Each record is to be duplicated exactly, with nothing added.

Exercise input: Begin

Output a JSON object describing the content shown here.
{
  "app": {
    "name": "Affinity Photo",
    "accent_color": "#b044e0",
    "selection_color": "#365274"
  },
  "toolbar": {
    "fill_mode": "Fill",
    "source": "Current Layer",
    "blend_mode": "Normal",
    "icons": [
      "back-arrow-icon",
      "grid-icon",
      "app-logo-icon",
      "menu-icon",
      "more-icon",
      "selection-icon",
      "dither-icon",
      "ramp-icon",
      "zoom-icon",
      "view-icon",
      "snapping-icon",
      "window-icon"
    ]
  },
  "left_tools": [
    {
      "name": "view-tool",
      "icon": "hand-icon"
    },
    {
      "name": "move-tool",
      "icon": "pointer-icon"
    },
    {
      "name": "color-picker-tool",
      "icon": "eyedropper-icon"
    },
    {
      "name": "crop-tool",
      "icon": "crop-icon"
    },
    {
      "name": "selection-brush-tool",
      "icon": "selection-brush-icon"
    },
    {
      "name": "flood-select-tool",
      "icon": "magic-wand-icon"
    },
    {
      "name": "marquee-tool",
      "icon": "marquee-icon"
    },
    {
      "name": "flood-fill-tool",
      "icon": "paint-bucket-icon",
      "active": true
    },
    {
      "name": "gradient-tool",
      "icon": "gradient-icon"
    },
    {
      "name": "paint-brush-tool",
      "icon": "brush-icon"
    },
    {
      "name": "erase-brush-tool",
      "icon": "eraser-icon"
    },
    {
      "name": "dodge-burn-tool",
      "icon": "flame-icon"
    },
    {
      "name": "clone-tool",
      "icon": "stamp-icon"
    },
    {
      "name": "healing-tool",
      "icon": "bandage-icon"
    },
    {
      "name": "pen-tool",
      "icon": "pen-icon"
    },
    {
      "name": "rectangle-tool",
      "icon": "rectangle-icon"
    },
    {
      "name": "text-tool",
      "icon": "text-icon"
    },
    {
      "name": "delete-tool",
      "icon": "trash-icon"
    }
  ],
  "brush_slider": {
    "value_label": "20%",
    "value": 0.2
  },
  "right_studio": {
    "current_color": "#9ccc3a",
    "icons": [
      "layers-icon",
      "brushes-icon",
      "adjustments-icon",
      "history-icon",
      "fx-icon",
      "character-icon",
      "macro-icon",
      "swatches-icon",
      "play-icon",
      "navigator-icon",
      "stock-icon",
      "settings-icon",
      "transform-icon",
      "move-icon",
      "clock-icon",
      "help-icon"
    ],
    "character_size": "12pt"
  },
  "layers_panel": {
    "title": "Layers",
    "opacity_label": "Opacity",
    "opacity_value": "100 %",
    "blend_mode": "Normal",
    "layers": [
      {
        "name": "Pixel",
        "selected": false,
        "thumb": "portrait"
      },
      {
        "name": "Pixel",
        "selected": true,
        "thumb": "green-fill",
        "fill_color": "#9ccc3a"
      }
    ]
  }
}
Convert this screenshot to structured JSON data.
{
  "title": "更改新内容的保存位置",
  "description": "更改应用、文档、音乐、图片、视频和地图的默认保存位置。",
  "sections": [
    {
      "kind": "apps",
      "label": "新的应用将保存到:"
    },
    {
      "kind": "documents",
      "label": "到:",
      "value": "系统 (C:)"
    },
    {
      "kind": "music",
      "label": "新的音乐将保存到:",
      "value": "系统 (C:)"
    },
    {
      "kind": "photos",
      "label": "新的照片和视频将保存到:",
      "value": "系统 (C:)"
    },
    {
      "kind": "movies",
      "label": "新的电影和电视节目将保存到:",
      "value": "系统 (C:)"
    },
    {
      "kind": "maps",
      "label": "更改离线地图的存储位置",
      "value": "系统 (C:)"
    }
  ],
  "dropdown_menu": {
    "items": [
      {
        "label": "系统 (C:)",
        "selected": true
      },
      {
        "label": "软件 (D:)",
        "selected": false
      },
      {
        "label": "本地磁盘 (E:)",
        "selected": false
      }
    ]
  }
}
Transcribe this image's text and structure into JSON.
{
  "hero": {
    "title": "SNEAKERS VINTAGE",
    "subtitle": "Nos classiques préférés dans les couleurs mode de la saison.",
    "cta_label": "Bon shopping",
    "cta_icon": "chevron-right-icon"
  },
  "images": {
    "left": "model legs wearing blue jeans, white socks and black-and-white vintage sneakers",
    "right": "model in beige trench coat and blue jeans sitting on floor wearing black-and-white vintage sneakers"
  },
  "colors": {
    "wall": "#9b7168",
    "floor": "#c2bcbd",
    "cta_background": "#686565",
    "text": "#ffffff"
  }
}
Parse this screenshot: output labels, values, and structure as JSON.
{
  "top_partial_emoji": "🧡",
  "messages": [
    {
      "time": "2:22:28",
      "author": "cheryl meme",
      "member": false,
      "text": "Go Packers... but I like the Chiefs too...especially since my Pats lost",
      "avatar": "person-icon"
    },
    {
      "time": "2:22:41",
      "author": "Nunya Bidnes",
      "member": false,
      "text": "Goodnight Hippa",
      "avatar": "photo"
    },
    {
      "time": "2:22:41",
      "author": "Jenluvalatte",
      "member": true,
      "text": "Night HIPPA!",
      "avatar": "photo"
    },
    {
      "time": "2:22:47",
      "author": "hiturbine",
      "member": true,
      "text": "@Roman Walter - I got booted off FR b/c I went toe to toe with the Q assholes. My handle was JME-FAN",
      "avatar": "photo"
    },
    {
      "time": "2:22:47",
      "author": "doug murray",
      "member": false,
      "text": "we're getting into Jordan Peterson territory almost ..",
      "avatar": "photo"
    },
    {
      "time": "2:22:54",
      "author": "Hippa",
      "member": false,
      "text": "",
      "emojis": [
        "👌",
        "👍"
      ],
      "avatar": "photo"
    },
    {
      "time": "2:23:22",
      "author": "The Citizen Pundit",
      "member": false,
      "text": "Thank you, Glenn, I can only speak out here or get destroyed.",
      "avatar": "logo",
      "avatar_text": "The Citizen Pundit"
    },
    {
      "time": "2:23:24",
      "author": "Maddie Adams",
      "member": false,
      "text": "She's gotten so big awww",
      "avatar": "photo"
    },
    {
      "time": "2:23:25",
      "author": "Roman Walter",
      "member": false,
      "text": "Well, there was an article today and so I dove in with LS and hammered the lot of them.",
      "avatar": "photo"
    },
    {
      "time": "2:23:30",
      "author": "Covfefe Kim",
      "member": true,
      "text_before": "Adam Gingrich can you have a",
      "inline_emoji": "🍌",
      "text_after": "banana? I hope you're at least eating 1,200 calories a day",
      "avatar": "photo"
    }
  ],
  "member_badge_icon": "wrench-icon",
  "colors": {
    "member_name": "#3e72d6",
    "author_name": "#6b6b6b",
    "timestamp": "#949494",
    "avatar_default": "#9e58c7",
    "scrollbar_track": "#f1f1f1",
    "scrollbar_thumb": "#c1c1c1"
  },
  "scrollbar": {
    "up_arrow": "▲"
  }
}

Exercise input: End

Answer to this problem ::
Output a JSON object describing the content shown here.
{
  "app": {
    "name": "Affinity Photo",
    "accent_color": "#b044e0",
    "selection_color": "#365274"
  },
  "toolbar": {
    "fill_mode": "Fill",
    "source": "Current Layer",
    "blend_mode": "Normal",
    "icons": [
      "back-arrow-icon",
      "grid-icon",
      "app-logo-icon",
      "menu-icon",
      "more-icon",
      "selection-icon",
      "dither-icon",
      "ramp-icon",
      "zoom-icon",
      "view-icon",
      "snapping-icon",
      "window-icon"
    ]
  },
  "left_tools": [
    {
      "name": "view-tool",
      "icon": "hand-icon"
    },
    {
      "name": "move-tool",
      "icon": "pointer-icon"
    },
    {
      "name": "color-picker-tool",
      "icon": "eyedropper-icon"
    },
    {
      "name": "crop-tool",
      "icon": "crop-icon"
    },
    {
      "name": "selection-brush-tool",
      "icon": "selection-brush-icon"
    },
    {
      "name": "flood-select-tool",
      "icon": "magic-wand-icon"
    },
    {
      "name": "marquee-tool",
      "icon": "marquee-icon"
    },
    {
      "name": "flood-fill-tool",
      "icon": "paint-bucket-icon",
      "active": true
    },
    {
      "name": "gradient-tool",
      "icon": "gradient-icon"
    },
    {
      "name": "paint-brush-tool",
      "icon": "brush-icon"
    },
    {
      "name": "erase-brush-tool",
      "icon": "eraser-icon"
    },
    {
      "name": "dodge-burn-tool",
      "icon": "flame-icon"
    },
    {
      "name": "clone-tool",
      "icon": "stamp-icon"
    },
    {
      "name": "healing-tool",
      "icon": "bandage-icon"
    },
    {
      "name": "pen-tool",
      "icon": "pen-icon"
    },
    {
      "name": "rectangle-tool",
      "icon": "rectangle-icon"
    },
    {
      "name": "text-tool",
      "icon": "text-icon"
    },
    {
      "name": "delete-tool",
      "icon": "trash-icon"
    }
  ],
  "brush_slider": {
    "value_label": "20%",
    "value": 0.2
  },
  "right_studio": {
    "current_color": "#9ccc3a",
    "icons": [
      "layers-icon",
      "brushes-icon",
      "adjustments-icon",
      "history-icon",
      "fx-icon",
      "character-icon",
      "macro-icon",
      "swatches-icon",
      "play-icon",
      "navigator-icon",
      "stock-icon",
      "settings-icon",
      "transform-icon",
      "move-icon",
      "clock-icon",
      "help-icon"
    ],
    "character_size": "12pt"
  },
  "layers_panel": {
    "title": "Layers",
    "opacity_label": "Opacity",
    "opacity_value": "100 %",
    "blend_mode": "Normal",
    "layers": [
      {
        "name": "Pixel",
        "selected": false,
        "thumb": "portrait"
      },
      {
        "name": "Pixel",
        "selected": true,
        "thumb": "green-fill",
        "fill_color": "#9ccc3a"
      }
    ]
  }
}
Convert this screenshot to structured JSON data.
{
  "title": "更改新内容的保存位置",
  "description": "更改应用、文档、音乐、图片、视频和地图的默认保存位置。",
  "sections": [
    {
      "kind": "apps",
      "label": "新的应用将保存到:"
    },
    {
      "kind": "documents",
      "label": "到:",
      "value": "系统 (C:)"
    },
    {
      "kind": "music",
      "label": "新的音乐将保存到:",
      "value": "系统 (C:)"
    },
    {
      "kind": "photos",
      "label": "新的照片和视频将保存到:",
      "value": "系统 (C:)"
    },
    {
      "kind": "movies",
      "label": "新的电影和电视节目将保存到:",
      "value": "系统 (C:)"
    },
    {
      "kind": "maps",
      "label": "更改离线地图的存储位置",
      "value": "系统 (C:)"
    }
  ],
  "dropdown_menu": {
    "items": [
      {
        "label": "系统 (C:)",
        "selected": true
      },
      {
        "label": "软件 (D:)",
        "selected": false
      },
      {
        "label": "本地磁盘 (E:)",
        "selected": false
      }
    ]
  }
}
Transcribe this image's text and structure into JSON.
{
  "hero": {
    "title": "SNEAKERS VINTAGE",
    "subtitle": "Nos classiques préférés dans les couleurs mode de la saison.",
    "cta_label": "Bon shopping",
    "cta_icon": "chevron-right-icon"
  },
  "images": {
    "left": "model legs wearing blue jeans, white socks and black-and-white vintage sneakers",
    "right": "model in beige trench coat and blue jeans sitting on floor wearing black-and-white vintage sneakers"
  },
  "colors": {
    "wall": "#9b7168",
    "floor": "#c2bcbd",
    "cta_background": "#686565",
    "text": "#ffffff"
  }
}
Parse this screenshot: output labels, values, and structure as JSON.
{
  "top_partial_emoji": "🧡",
  "messages": [
    {
      "time": "2:22:28",
      "author": "cheryl meme",
      "member": false,
      "text": "Go Packers... but I like the Chiefs too...especially since my Pats lost",
      "avatar": "person-icon"
    },
    {
      "time": "2:22:41",
      "author": "Nunya Bidnes",
      "member": false,
      "text": "Goodnight Hippa",
      "avatar": "photo"
    },
    {
      "time": "2:22:41",
      "author": "Jenluvalatte",
      "member": true,
      "text": "Night HIPPA!",
      "avatar": "photo"
    },
    {
      "time": "2:22:47",
      "author": "hiturbine",
      "member": true,
      "text": "@Roman Walter - I got booted off FR b/c I went toe to toe with the Q assholes. My handle was JME-FAN",
      "avatar": "photo"
    },
    {
      "time": "2:22:47",
      "author": "doug murray",
      "member": false,
      "text": "we're getting into Jordan Peterson territory almost ..",
      "avatar": "photo"
    },
    {
      "time": "2:22:54",
      "author": "Hippa",
      "member": false,
      "text": "",
      "emojis": [
        "👌",
        "👍"
      ],
      "avatar": "photo"
    },
    {
      "time": "2:23:22",
      "author": "The Citizen Pundit",
      "member": false,
      "text": "Thank you, Glenn, I can only speak out here or get destroyed.",
      "avatar": "logo",
      "avatar_text": "The Citizen Pundit"
    },
    {
      "time": "2:23:24",
      "author": "Maddie Adams",
      "member": false,
      "text": "She's gotten so big awww",
      "avatar": "photo"
    },
    {
      "time": "2:23:25",
      "author": "Roman Walter",
      "member": false,
      "text": "Well, there was an article today and so I dove in with LS and hammered the lot of them.",
      "avatar": "photo"
    },
    {
      "time": "2:23:30",
      "author": "Covfefe Kim",
      "member": true,
      "text_before": "Adam Gingrich can you have a",
      "inline_emoji": "🍌",
      "text_after": "banana? I hope you're at least eating 1,200 calories a day",
      "avatar": "photo"
    }
  ],
  "member_badge_icon": "wrench-icon",
  "colors": {
    "member_name": "#3e72d6",
    "author_name": "#6b6b6b",
    "timestamp": "#949494",
    "avatar_default": "#9e58c7",
    "scrollbar_track": "#f1f1f1",
    "scrollbar_thumb": "#c1c1c1"
  },
  "scrollbar": {
    "up_arrow": "▲"
  }
}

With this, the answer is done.